美国退伍军人事务部Mark D. Schwartz团队研究了失控慢性病患病率的地理差异与个体患失控慢性病概率变化的相关性。2020年10月13日，该研究发表在《美国医学会杂志》上。
研究组使用退伍军人健康管理局的电子健康记录，初步分析包括5342207名退伍军人，他们在2008-2018年邮政编码改过一次或从未更改。主要结局为搬家的前3年和后3年，每季度中血压失控（收缩压>140 mmHg或舒张压>90 mmHg）、糖尿病失控（血红蛋白A1c水平>8%）、肥胖（体重指数>30）和抑郁症（2项患者健康问卷得分≥2分）的患病率。
Title: Association of Geographic Differences in Prevalence of Uncontrolled Chronic Conditions With Changes in Individuals’ Likelihood of Uncontrolled Chronic Conditions
Author: Aaron Baum, Juan Wisnivesky, Sanjay Basu, Albert L. Siu, Mark D. Schwartz
Importance The prevalence of leading risk factors for morbidity and mortality in the US significantly varies across regions, states, and neighborhoods, but the extent these differences are associated with a person’s place of residence vs the characteristics of the people who live in different places remains unclear.
Objective To estimate the degree to which geographic differences in leading risk factors are associated with a person’s place of residence by comparing trends in health outcomes among individuals who moved to different areas or did not move.
Design, Setting, and Participants This retrospective cohort study estimated the association between the differences in the prevalence of uncontrolled chronic conditions across movers’ destination and origin zip codes and changes in individuals’ likelihood of uncontrolled chronic conditions after moving, adjusting for person-specific fixed effects, the duration of time since the move, and secular trends among movers and those who did not move. Electronic health records from the Veterans Health Administration were analyzed. The primary analysis included 5342207 individuals with at least 1 Veterans Health Administration outpatient encounter between 2008 and 2018 who moved zip codes exactly once or never moved.
Exposures The difference in the prevalence of uncontrolled chronic conditions between a person’s origin zip code and destination zip code (excluding the individual mover’s outcomes).
Main Outcomes and Measures Prevalence of uncontrolled blood pressure (systolic blood pressure level >140 mm Hg or diastolic blood pressure level >90 mm Hg), uncontrolled diabetes (hemoglobin A1c level >8%), obesity (body mass index >30), and depressive symptoms (2-item Patient Health Questionnaire score ≥2) per quarter-year during the 3 years before and the 3 years after individuals moved.
Results The study population included 5342207 individuals (mean age, 57.6 [SD, 17.4] years, 93.9% men, 72.5% White individuals, and 12.7% Black individuals), of whom 1095608 moved exactly once and 4246599 never moved during the study period.
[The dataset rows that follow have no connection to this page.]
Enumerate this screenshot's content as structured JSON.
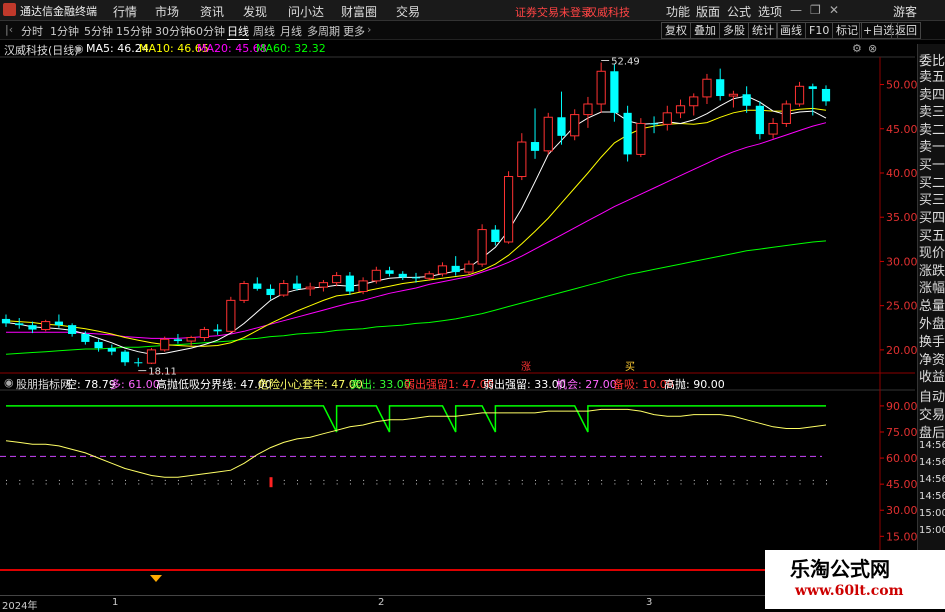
{
  "app": {
    "title": "通达信金融终端"
  },
  "menu": [
    "行情",
    "市场",
    "资讯",
    "发现",
    "问小达",
    "财富圈",
    "交易"
  ],
  "warning": "证券交易未登录",
  "stock_name_top": "汉威科技",
  "menu_right": [
    "功能",
    "版面",
    "公式",
    "选项"
  ],
  "guest": "游客",
  "tabs": [
    "分时",
    "1分钟",
    "5分钟",
    "15分钟",
    "30分钟",
    "60分钟",
    "日线",
    "周线",
    "月线",
    "多周期",
    "更多"
  ],
  "active_tab": "日线",
  "tools": [
    "复权",
    "叠加",
    "多股",
    "统计",
    "画线",
    "F10",
    "标记",
    "+自选",
    "返回"
  ],
  "title_row": {
    "name": "汉威科技(日线)",
    "ma5": "MA5: 46.24",
    "ma10": "MA10: 46.65",
    "ma20": "MA20: 45.68",
    "ma60": "MA60: 32.32"
  },
  "indicator_row": {
    "name": "股朋指标网",
    "items": [
      {
        "t": "空: 78.79",
        "c": "#ffffff"
      },
      {
        "t": "多: 61.00",
        "c": "#ff66ff"
      },
      {
        "t": "高抛低吸分界线: 47.00",
        "c": "#ffffff"
      },
      {
        "t": "危险小心套牢: 47.00",
        "c": "#ffff66"
      },
      {
        "t": "卖出: 33.00",
        "c": "#33ff33"
      },
      {
        "t": "弱出强留1: 47.00",
        "c": "#ff3333"
      },
      {
        "t": "弱出强留: 33.00",
        "c": "#ffffff"
      },
      {
        "t": "机会: 27.00",
        "c": "#ff66ff"
      },
      {
        "t": "备吸: 10.00",
        "c": "#ff3333"
      },
      {
        "t": "高抛: 90.00",
        "c": "#ffffff"
      }
    ]
  },
  "right_col": [
    "委比",
    "卖五",
    "卖四",
    "卖三",
    "卖二",
    "卖一",
    "买一",
    "买二",
    "买三",
    "买四",
    "买五",
    "现价",
    "涨跌",
    "涨幅",
    "总量",
    "外盘",
    "换手",
    "净资",
    "收益",
    "自动",
    "交易",
    "盘后",
    "14:56",
    "14:56",
    "14:56",
    "14:56",
    "15:00",
    "15:00"
  ],
  "price_axis": [
    "50.00",
    "45.00",
    "40.00",
    "35.00",
    "30.00",
    "25.00",
    "20.00"
  ],
  "ind_axis": [
    "90.00",
    "75.00",
    "60.00",
    "45.00",
    "30.00",
    "15.00"
  ],
  "annotations": {
    "high": "52.49",
    "low": "18.11",
    "mark1": "涨",
    "mark2": "买"
  },
  "dates": [
    "2024年",
    "1",
    "2",
    "3"
  ],
  "watermark": {
    "line1": "乐淘公式网",
    "line2": "www.60lt.com"
  },
  "colors": {
    "up": "#ff3232",
    "down": "#00ffff",
    "ma5": "#ffffff",
    "ma10": "#ffff00",
    "ma20": "#ff00ff",
    "ma60": "#00ff00"
  },
  "chart_data": {
    "type": "candlestick",
    "candles": [
      [
        23.5,
        24,
        22.6,
        23
      ],
      [
        23,
        23.6,
        22.4,
        22.8
      ],
      [
        22.8,
        23.2,
        21.9,
        22.3
      ],
      [
        22.3,
        23.4,
        22.1,
        23.2
      ],
      [
        23.2,
        24,
        22.5,
        22.8
      ],
      [
        22.8,
        23,
        21.5,
        21.8
      ],
      [
        21.8,
        22.1,
        20.6,
        20.9
      ],
      [
        20.9,
        21.2,
        19.8,
        20.2
      ],
      [
        20.2,
        20.6,
        19.4,
        19.8
      ],
      [
        19.8,
        20,
        18.2,
        18.6
      ],
      [
        18.6,
        19.1,
        18.11,
        18.5
      ],
      [
        18.5,
        20.2,
        18.4,
        20
      ],
      [
        20,
        21.5,
        19.8,
        21.2
      ],
      [
        21.2,
        21.8,
        20.7,
        21
      ],
      [
        21,
        21.6,
        20.5,
        21.4
      ],
      [
        21.4,
        22.6,
        21,
        22.3
      ],
      [
        22.3,
        22.9,
        21.7,
        22.1
      ],
      [
        22.1,
        26,
        21.9,
        25.6
      ],
      [
        25.6,
        27.8,
        25.3,
        27.5
      ],
      [
        27.5,
        28.2,
        26.7,
        26.9
      ],
      [
        26.9,
        27.4,
        25.7,
        26.2
      ],
      [
        26.2,
        27.9,
        26,
        27.5
      ],
      [
        27.5,
        28.4,
        26.7,
        26.9
      ],
      [
        26.9,
        27.6,
        26.1,
        27.1
      ],
      [
        27.1,
        27.9,
        26.6,
        27.6
      ],
      [
        27.6,
        28.8,
        27.2,
        28.4
      ],
      [
        28.4,
        28.8,
        26.2,
        26.6
      ],
      [
        26.6,
        28.2,
        26.3,
        27.8
      ],
      [
        27.8,
        29.4,
        27.5,
        29
      ],
      [
        29,
        29.4,
        28.3,
        28.6
      ],
      [
        28.6,
        28.9,
        27.9,
        28.2
      ],
      [
        28.2,
        28.7,
        27.6,
        28.1
      ],
      [
        28.1,
        28.9,
        27.8,
        28.6
      ],
      [
        28.6,
        29.9,
        28.3,
        29.5
      ],
      [
        29.5,
        30.6,
        28.4,
        28.8
      ],
      [
        28.8,
        30.1,
        28.5,
        29.7
      ],
      [
        29.7,
        34.2,
        29.4,
        33.6
      ],
      [
        33.6,
        34.1,
        31.8,
        32.2
      ],
      [
        32.2,
        40.2,
        32,
        39.6
      ],
      [
        39.6,
        44.5,
        39.2,
        43.5
      ],
      [
        43.5,
        47.3,
        41.6,
        42.5
      ],
      [
        42.5,
        46.8,
        42.1,
        46.3
      ],
      [
        46.3,
        49.2,
        43.2,
        44.2
      ],
      [
        44.2,
        47.2,
        43.7,
        46.6
      ],
      [
        46.6,
        48.6,
        45.1,
        47.8
      ],
      [
        47.8,
        52.49,
        46.8,
        51.5
      ],
      [
        51.5,
        52.3,
        45.8,
        46.8
      ],
      [
        46.8,
        47.6,
        41.3,
        42.1
      ],
      [
        42.1,
        46.2,
        41.8,
        45.6
      ],
      [
        45.6,
        46.4,
        44.5,
        45.5
      ],
      [
        45.5,
        47.6,
        44.8,
        46.8
      ],
      [
        46.8,
        48.3,
        46.2,
        47.6
      ],
      [
        47.6,
        49,
        46.5,
        48.6
      ],
      [
        48.6,
        51.2,
        47.8,
        50.6
      ],
      [
        50.6,
        51.8,
        48.2,
        48.7
      ],
      [
        48.7,
        49.3,
        47.4,
        48.9
      ],
      [
        48.9,
        49.8,
        46.8,
        47.6
      ],
      [
        47.6,
        48.1,
        43.8,
        44.4
      ],
      [
        44.4,
        46.2,
        43.9,
        45.6
      ],
      [
        45.6,
        48.2,
        45.2,
        47.8
      ],
      [
        47.8,
        50.3,
        47.5,
        49.8
      ],
      [
        49.8,
        50.1,
        46.5,
        49.5
      ],
      [
        49.5,
        49.9,
        47.6,
        48.1
      ]
    ],
    "price_range": [
      17.5,
      53
    ],
    "ma_lines": {
      "ma5": [
        23.1,
        22.9,
        22.6,
        22.5,
        22.4,
        22.2,
        21.8,
        21.3,
        20.8,
        20.2,
        19.8,
        19.5,
        19.6,
        19.9,
        20.2,
        20.6,
        21.1,
        21.9,
        23,
        24.3,
        25.6,
        26.4,
        26.8,
        27,
        27.1,
        27.3,
        27.2,
        27.4,
        27.8,
        28.1,
        28.2,
        28.2,
        28.3,
        28.6,
        28.9,
        29.3,
        30.4,
        31.6,
        33.5,
        36,
        39,
        42.1,
        43.7,
        45.3,
        46.2,
        46.9,
        46.9,
        45.9,
        45.5,
        45.6,
        45.8,
        45.6,
        46,
        46.7,
        47.6,
        48.4,
        48.7,
        48,
        47,
        46.6,
        46.9,
        47,
        46.2
      ],
      "ma10": [
        23.3,
        23.2,
        23.1,
        22.9,
        22.8,
        22.6,
        22.4,
        22.1,
        21.8,
        21.4,
        21.1,
        20.8,
        20.6,
        20.5,
        20.4,
        20.4,
        20.5,
        20.8,
        21.4,
        22.2,
        23,
        23.7,
        24.4,
        25,
        25.6,
        26.1,
        26.3,
        26.6,
        26.9,
        27.2,
        27.5,
        27.7,
        27.9,
        28.1,
        28.3,
        28.5,
        29,
        29.7,
        30.7,
        32,
        33.4,
        34.9,
        36.6,
        38.3,
        40,
        41.8,
        43.4,
        44.3,
        45,
        45.3,
        45.5,
        45.6,
        45.5,
        45.7,
        46.3,
        46.8,
        47.1,
        47.1,
        47,
        47,
        47.2,
        47.3,
        47.1
      ],
      "ma20": [
        22,
        22,
        22,
        22,
        22,
        22,
        21.9,
        21.8,
        21.7,
        21.5,
        21.4,
        21.3,
        21.3,
        21.3,
        21.4,
        21.5,
        21.6,
        21.8,
        22.1,
        22.5,
        22.9,
        23.3,
        23.7,
        24.1,
        24.5,
        24.9,
        25.3,
        25.6,
        26,
        26.4,
        26.7,
        27,
        27.4,
        27.7,
        28,
        28.3,
        28.8,
        29.3,
        29.9,
        30.6,
        31.4,
        32.2,
        33,
        33.8,
        34.6,
        35.4,
        36.2,
        36.9,
        37.6,
        38.3,
        39,
        39.7,
        40.4,
        41.1,
        41.8,
        42.4,
        42.9,
        43.3,
        43.8,
        44.3,
        44.8,
        45.3,
        45.68
      ],
      "ma60": [
        19.5,
        19.6,
        19.7,
        19.8,
        19.9,
        20,
        20.1,
        20.1,
        20.2,
        20.3,
        20.3,
        20.4,
        20.5,
        20.6,
        20.7,
        20.8,
        20.9,
        21,
        21.2,
        21.3,
        21.5,
        21.6,
        21.8,
        21.9,
        22,
        22.2,
        22.3,
        22.4,
        22.6,
        22.7,
        22.8,
        23,
        23.1,
        23.3,
        23.5,
        23.8,
        24.1,
        24.5,
        24.9,
        25.3,
        25.7,
        26.1,
        26.5,
        26.9,
        27.3,
        27.7,
        28.1,
        28.5,
        28.8,
        29.1,
        29.4,
        29.7,
        30,
        30.3,
        30.6,
        30.9,
        31.2,
        31.4,
        31.6,
        31.8,
        32,
        32.2,
        32.32
      ]
    },
    "indicator": {
      "range": [
        10,
        98
      ],
      "yellow": [
        70,
        69,
        68,
        68,
        67,
        65,
        63,
        60,
        57,
        54,
        52,
        50,
        49,
        49,
        50,
        51,
        52,
        53,
        57,
        62,
        66,
        69,
        71,
        72,
        74,
        76,
        78,
        79,
        81,
        82,
        82,
        83,
        84,
        84,
        84,
        85,
        86,
        86,
        86,
        86,
        86,
        87,
        87,
        87,
        87,
        88,
        88,
        88,
        87,
        85,
        84,
        84,
        85,
        85,
        85,
        84,
        82,
        80,
        78,
        77,
        77,
        78,
        79
      ],
      "green": 90,
      "green_dips": [
        [
          25,
          26
        ],
        [
          29,
          30
        ],
        [
          34,
          35
        ],
        [
          37,
          38
        ],
        [
          44,
          45
        ]
      ],
      "dip_value": 75,
      "purple": 61,
      "dots": 47
    }
  }
}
Among the movers, the change after moving in the prevalence of uncontrolled blood pressure was 27.5% (95% CI, 23.8%-31.3%) of the between-area difference in the prevalence of uncontrolled blood pressure. Similarly, the change after moving in the prevalence of uncontrolled diabetes was 5.0% (95% CI, 2.7%-7.2%) of the between-area difference in the prevalence of uncontrolled diabetes; the change after moving in the prevalence of obesity was 3.1% (95% CI, 2.0%-4.2%) of the between-area difference in the prevalence of obesity; and the change after moving in the prevalence of depressive symptoms was 15.2% (95% CI, 13.1%-17.2%) of the between-area difference in the prevalence of depressive symptoms.
Conclusions and Relevance In this retrospective cohort study of individuals receiving care at Veterans Health Administration facilities, geographic differences in prevalence were associated with a substantial percentage of the change in individuals’ likelihood of poor blood pressure control or depressive symptoms, and a smaller percentage of the change in individuals’ likelihood of poor diabetes control and obesity. Further research is needed to understand the source of these associations with a person’s place of residence.
本期文章：《美国医学会杂志》：Vol 324 No 14